After the release of the "Twilight Orchestra: Legacy Of The Dark Lands" album, Hansi Kürsch, frontman of German power metal icons Blind Guardian, gave an interview to Dead Rhetoric and said some very interesting things about the plans of Blind Guadrian and Demons & Wizards for 2020. So, when he was asked what he has planned for 2020, he answered:

"There's a lot of production for Blind Guardian, that's for sure. I would think this will occupy most of the year. My ideal schedule looks like we will end up handing in the next Blind Guardian album to the record label in September or October at the very latest. What I have on the agenda for 2020 is the release of the next Demons & Wizards album. We did some touring over the summer and it was quite an impressive experience to bring Demons & Wizards to the stage in a real touring format for the first time and see how the people reacted. It was a very pleasant surprise. At the same time, when we had some off time, we finished the successor for 'Touched By The Crimson King', and it's a very intense metal album. It will be released in the beginning of next year. Jon [Schaffer, also of Iced Earth] and I discussed if that there is a chance for us to free up a few spots to add Demons & Wizards shows, but that is up in the air. The album will be released in the first half of 2020 and this is something that people can really look out for. It's a very vivid, entertaining and classy album".

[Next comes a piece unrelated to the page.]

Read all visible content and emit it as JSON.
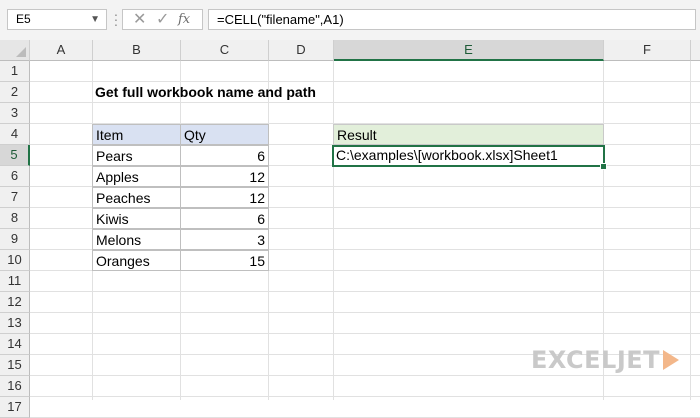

Rolling Stone made a list of the top 100 drummers of all time. The magazine's choices were based on "one important caveat: we used rock and pop as our rubric, so a drummer’s work needed to directly impact that world to make the list”. The second best drummer of all time is Keith Moon of The Who, and he is followed by Cream's Ginger Baker and Rush's Neal Peart.

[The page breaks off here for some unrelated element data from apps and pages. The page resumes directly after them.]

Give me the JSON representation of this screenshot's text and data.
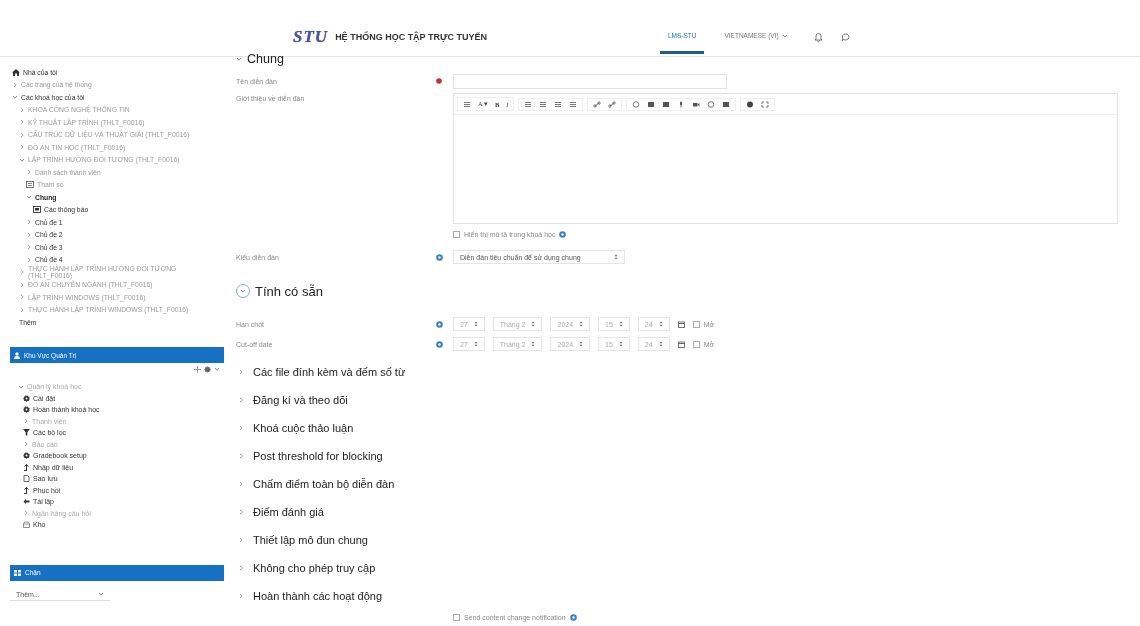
{
  "header": {
    "logo": "STU",
    "title": "HỆ THỐNG HỌC TẬP TRỰC TUYẾN",
    "nav": [
      {
        "label": "LMS-STU",
        "selected": true,
        "kind": "link"
      },
      {
        "label": "VIETNAMESE (VI)",
        "selected": false,
        "kind": "menu"
      }
    ]
  },
  "navigation": [
    {
      "label": "Nhà của tôi",
      "kind": "home"
    },
    {
      "label": "Các trang của hệ thống",
      "kind": "link",
      "expanded": false
    },
    {
      "label": "Các khoá học của tôi",
      "kind": "text",
      "expanded": true,
      "children": [
        {
          "label": "KHOA CÔNG NGHỆ THÔNG TIN",
          "kind": "link",
          "expanded": false
        },
        {
          "label": "KỸ THUẬT LẬP TRÌNH (THLT_F0016)",
          "kind": "link",
          "expanded": false
        },
        {
          "label": "CẤU TRÚC DỮ LIỆU VÀ THUẬT GIẢI (THLT_F0016)",
          "kind": "link",
          "expanded": false
        },
        {
          "label": "ĐỒ ÁN TIN HỌC (THLT_F0016)",
          "kind": "link",
          "expanded": false
        },
        {
          "label": "LẬP TRÌNH HƯỚNG ĐỐI TƯỢNG (THLT_F0016)",
          "kind": "link",
          "expanded": true,
          "children": [
            {
              "label": "Danh sách thành viên",
              "kind": "link",
              "expanded": false
            },
            {
              "label": "Tham số",
              "kind": "badge"
            },
            {
              "label": "Chung",
              "kind": "current",
              "expanded": true,
              "children": [
                {
                  "label": "Các thông báo",
                  "kind": "forum"
                }
              ]
            },
            {
              "label": "Chủ đề 1",
              "kind": "text",
              "expanded": false
            },
            {
              "label": "Chủ đề 2",
              "kind": "text",
              "expanded": false
            },
            {
              "label": "Chủ đề 3",
              "kind": "text",
              "expanded": false
            },
            {
              "label": "Chủ đề 4",
              "kind": "text",
              "expanded": false
            }
          ]
        },
        {
          "label": "THỰC HÀNH LẬP TRÌNH HƯỚNG ĐỐI TƯỢNG (THLT_F0016)",
          "kind": "link",
          "expanded": false
        },
        {
          "label": "ĐỒ ÁN CHUYÊN NGÀNH (THLT_F0016)",
          "kind": "link",
          "expanded": false
        },
        {
          "label": "LẬP TRÌNH WINDOWS (THLT_F0016)",
          "kind": "link",
          "expanded": false
        },
        {
          "label": "THỰC HÀNH LẬP TRÌNH WINDOWS (THLT_F0016)",
          "kind": "link",
          "expanded": false
        },
        {
          "label": "Thêm",
          "kind": "text"
        }
      ]
    }
  ],
  "admin": {
    "title": "Khu Vực Quản Trị",
    "items": [
      {
        "label": "Quản lý khoá học",
        "kind": "heading"
      },
      {
        "label": "Cài đặt",
        "kind": "gear"
      },
      {
        "label": "Hoàn thành khoá học",
        "kind": "gear"
      },
      {
        "label": "Thành viên",
        "kind": "branch"
      },
      {
        "label": "Các bộ lọc",
        "kind": "filter"
      },
      {
        "label": "Báo cáo",
        "kind": "branch"
      },
      {
        "label": "Gradebook setup",
        "kind": "gear"
      },
      {
        "label": "Nhập dữ liệu",
        "kind": "upload"
      },
      {
        "label": "Sao lưu",
        "kind": "file"
      },
      {
        "label": "Phục hồi",
        "kind": "upload"
      },
      {
        "label": "Tái lập",
        "kind": "back"
      },
      {
        "label": "Ngân hàng câu hỏi",
        "kind": "branch"
      },
      {
        "label": "Kho",
        "kind": "box"
      }
    ]
  },
  "blocks": {
    "title": "Chặn",
    "select": "Thêm..."
  },
  "form": {
    "section": "Chung",
    "name_label": "Tên diễn đàn",
    "intro_label": "Giới thiệu về diễn đàn",
    "editor_text_buttons": [
      "A ▾",
      "B",
      "I"
    ],
    "show_description": {
      "label": "Hiển thị mô tả trong khoá học",
      "checked": false
    },
    "type_label": "Kiểu diễn đàn",
    "type_value": "Diễn đàn tiêu chuẩn để sử dụng chung",
    "availability": {
      "title": "Tính có sẵn",
      "expanded": true,
      "rows": [
        {
          "label": "Hạn chót",
          "parts": [
            "27",
            "Tháng 2",
            "2024",
            "15",
            "24"
          ],
          "enable_label": "Mở",
          "enabled": false
        },
        {
          "label": "Cut-off date",
          "parts": [
            "27",
            "Tháng 2",
            "2024",
            "15",
            "24"
          ],
          "enable_label": "Mở",
          "enabled": false
        }
      ]
    },
    "collapsed_sections": [
      "Các file đính kèm và đếm số từ",
      "Đăng kí và theo dõi",
      "Khoá cuộc thảo luận",
      "Post threshold for blocking",
      "Chấm điểm toàn bộ diễn đàn",
      "Điểm đánh giá",
      "Thiết lập mô đun chung",
      "Không cho phép truy cập",
      "Hoàn thành các hoạt động"
    ],
    "notify": {
      "label": "Send content change notification",
      "checked": false
    }
  }
}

Of course, John Bohnam of Led Zeppelin has topped the list! According to Rolling Stone, John Bonham “changed rock drumming forever on Led Zeppelin’s first record ("I")", and the magazine adds: “Jimmy Page was still amused by the disorienting impact that Good Times Bad Times, with its jaw-dropping bass-drum hiccups, had on listeners: ‘Everyone was laying bets that Bonzo was using two bass drums, but he only had one.’ Heavy, lively, virtuosic and deliberate, that performance laid out the terrain Bonham’s artful clobbering would conquer before his untimely death in 1980".

“At his most brutally paleolithic he never bludgeoned dully, at his most rhythmically dumbfounding he never stooped to unnecessary wankery, and every night on tour he dodged both pitfalls with his glorious stampede through Moby Dick".




During the last few days there have been a lot of rumours about Iron Maiden having completed their new album, with Kevin Shirley as the producer again. 

  • Just before Christmas, on Monday (December 23rd), Shirley offered a recap of 2019 on social media and alluded to a renewed Iron Maiden collaboration, saying that he spent three months in Paris earlier this year "working very hard on an unnamed but not-very-secret project." He added: "I finished with a loud ringing in my ears."
  • An Italian Iron Maiden fan site (Maiden Concerts) was the first media source who speculated that the legendary British band had already finished their work on their new, 17th studio album. The site gathered social media evidence that all six members of the band, their wives and Shirley were in Paris at the same time.
  • And finally, Iron Maiden frontman, Bruce Dickinson, hinted at a new Iron Maiden studio effort, during Iron Maiden's summer 2019 North American tour, telling the crowd "New Iron Maiden songs — sooner than you think" and that fresh music from the band wasn't "beyond the bounds of possibility," adding that a new Iron Maiden record was essentially a "certainty".